Tobago Cays

Mayflower in Tobago Cays

Party on Mayflower, Roland, Mayelin and Bosse



Union Island, our last stop in the Windward Islands for this season.   Here is where we are required to clear out of the Grenadines.    We are anchored in Clifton Harbor behind a reef watching the Kitesurfers.    From here we sail direct to Trinidad.

Clifton Harbour

Kite surfing in Clifton

GRENADA “The Spice Island”

This lush and fertile island is home to approximately 102,000 Grenadians.  Columbus discovered the island on his third trip in 1498 and baptized it Concepcion.    Later the Spanish sailors gave the island the name it has today.

one of many beautiful waterfalls on the island

Jumping off the cliff in to the pool.

    The French arrived in 1650 and bargained for the island with trinkets and alcohol.  Later the Caribs knew they had been cheated and fought back.  The French hung on and by 1651 surrounded the Caribs to a high cliff on the north coast.    The Caribs chose to jump instead of surrender.

The last Caribbean native indians jumped over the hill to escape the French.


The island is beautiful and the soil is fertile for agriculture. There are several daily markets in which to buy local produce, locally raised organic chickens and pork. The supermarkets also have local items along with imported goods.   After the devastating hurricane “Ivan” in 2004, they started producing dark Chocolate.

Walking around in chocolate beans all day long.

Chocolate fruit

Vickie enjoying chocolate in St. Georges.

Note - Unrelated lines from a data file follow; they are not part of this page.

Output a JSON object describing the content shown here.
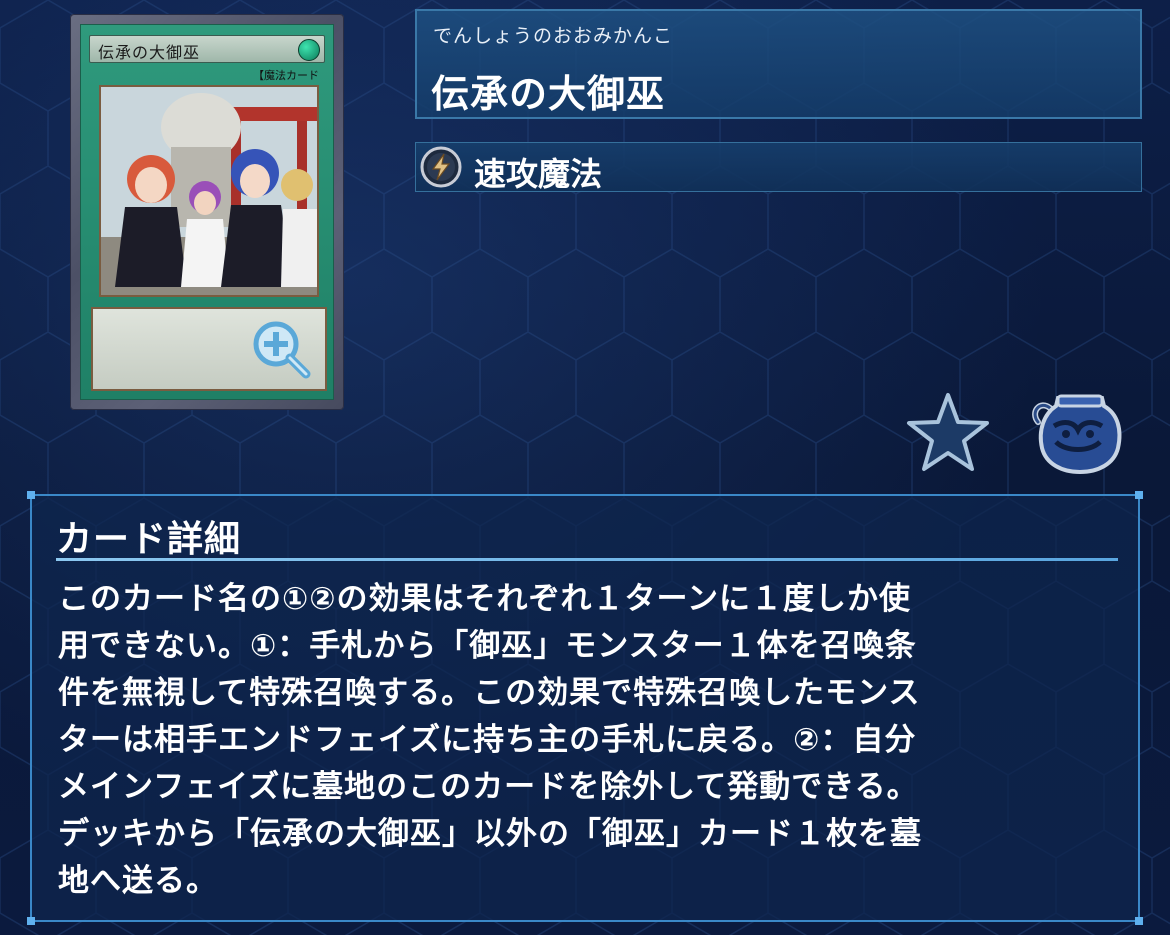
{
  "card_image": {
    "name_text": "伝承の大御巫",
    "type_text": "【魔法カード",
    "zoom_icon": "zoom-in-magnifier-icon"
  },
  "card": {
    "reading": "でんしょうのおおみかんこ",
    "name": "伝承の大御巫",
    "type_icon": "quick-play-spell-icon",
    "type_label": "速攻魔法"
  },
  "actions": {
    "favorite_icon": "star-icon",
    "pot_icon": "pot-of-greed-icon"
  },
  "details": {
    "title": "カード詳細",
    "lines": [
      "このカード名の①②の効果はそれぞれ１ターンに１度しか使",
      "用できない。①：手札から「御巫」モンスター１体を召喚条",
      "件を無視して特殊召喚する。この効果で特殊召喚したモンス",
      "ターは相手エンドフェイズに持ち主の手札に戻る。②：自分",
      "メインフェイズに墓地のこのカードを除外して発動できる。",
      "デッキから「伝承の大御巫」以外の「御巫」カード１枚を墓",
      "地へ送る。"
    ]
  },
  "colors": {
    "background": "#0b1a3d",
    "panel_border": "#3a88c8",
    "spell_green": "#2f9a7d"
  }
}
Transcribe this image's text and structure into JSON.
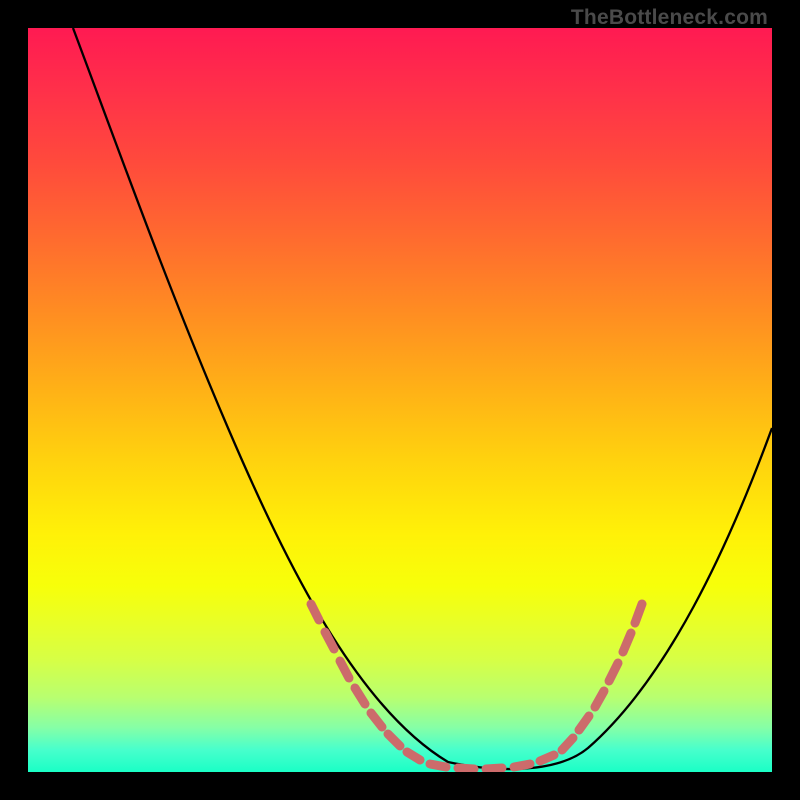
{
  "watermark": {
    "text": "TheBottleneck.com"
  },
  "chart_data": {
    "type": "line",
    "title": "",
    "xlabel": "",
    "ylabel": "",
    "xlim": [
      0,
      100
    ],
    "ylim": [
      0,
      100
    ],
    "grid": false,
    "legend": false,
    "series": [
      {
        "name": "bottleneck-curve",
        "color": "#000000",
        "x": [
          6,
          10,
          14,
          18,
          22,
          26,
          30,
          34,
          38,
          42,
          46,
          50,
          54,
          58,
          62,
          66,
          70,
          74,
          78,
          82,
          86,
          90,
          94,
          98,
          100
        ],
        "y": [
          100,
          92,
          84,
          76,
          68,
          60,
          52,
          44,
          37,
          30,
          23,
          16,
          10,
          5,
          2,
          0,
          0,
          1,
          4,
          9,
          16,
          25,
          35,
          46,
          52
        ]
      }
    ],
    "markers": {
      "name": "dashed-sample-points",
      "color": "#cc6b6b",
      "shape": "rounded-rect",
      "points_left": [
        [
          38,
          23
        ],
        [
          39,
          21
        ],
        [
          41,
          18
        ],
        [
          43,
          15
        ],
        [
          45,
          12
        ],
        [
          46.5,
          10
        ],
        [
          48,
          8
        ],
        [
          50,
          6
        ],
        [
          52,
          4.5
        ],
        [
          54,
          3
        ],
        [
          56,
          2
        ]
      ],
      "points_floor": [
        [
          57,
          1
        ],
        [
          60,
          0.3
        ],
        [
          63,
          0
        ],
        [
          66,
          0
        ],
        [
          69,
          0.3
        ],
        [
          72,
          1
        ]
      ],
      "points_right": [
        [
          74,
          2
        ],
        [
          75.5,
          4
        ],
        [
          77,
          6
        ],
        [
          78.5,
          9
        ],
        [
          80,
          12
        ],
        [
          81,
          14
        ],
        [
          82,
          17
        ],
        [
          83.5,
          21
        ],
        [
          85,
          25
        ]
      ]
    },
    "background": {
      "type": "vertical-gradient",
      "description": "red (high bottleneck) at top to green (low bottleneck) at bottom"
    }
  }
}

There are several buses (mini vans holding about 12-15 people running all through the day. You can wave to them along the street and they will stop for you anywhere, plus the designated bus stops. Along with the driver, each van has a spotter so he can look for people on side streets who may need a ride. Very inexpensive (2.50 ECD) good service and fun to ride  them with the music playing.

Local bus transport

For us, what makes this island very special is the people. Extremely friendly and helpful which one does not always find in a touristy area. Money fell out of Roland pocket twice and both times a person saw it happen and ran after him to give it back. One woman looked for him 20 minutes in the grocery store to return his wallet. As can be the case with other caribbean islands, we have never felt unease or nervous here. It is understandable why so many cruisers return to Grenada again and again.

Roland & Joseph who did find my 100 USD bill.

There is a good cruiser net on VHF 66 every morning full of information on events, special market buses from different anchoring coves, boat repairs, etc. People announce their arrival or departure; a fun news source to listen to in the morning while preparing breakfast and a nice contrast instead of  world news.   We spent most time in Prickly Bay and they have daily events and good wi-fi in the restaurant/bar.

Grenada also produces rum and is the second largest exporter of Nutmeg.

Rum distillery. If not 75 % alcohol it is considered a failure.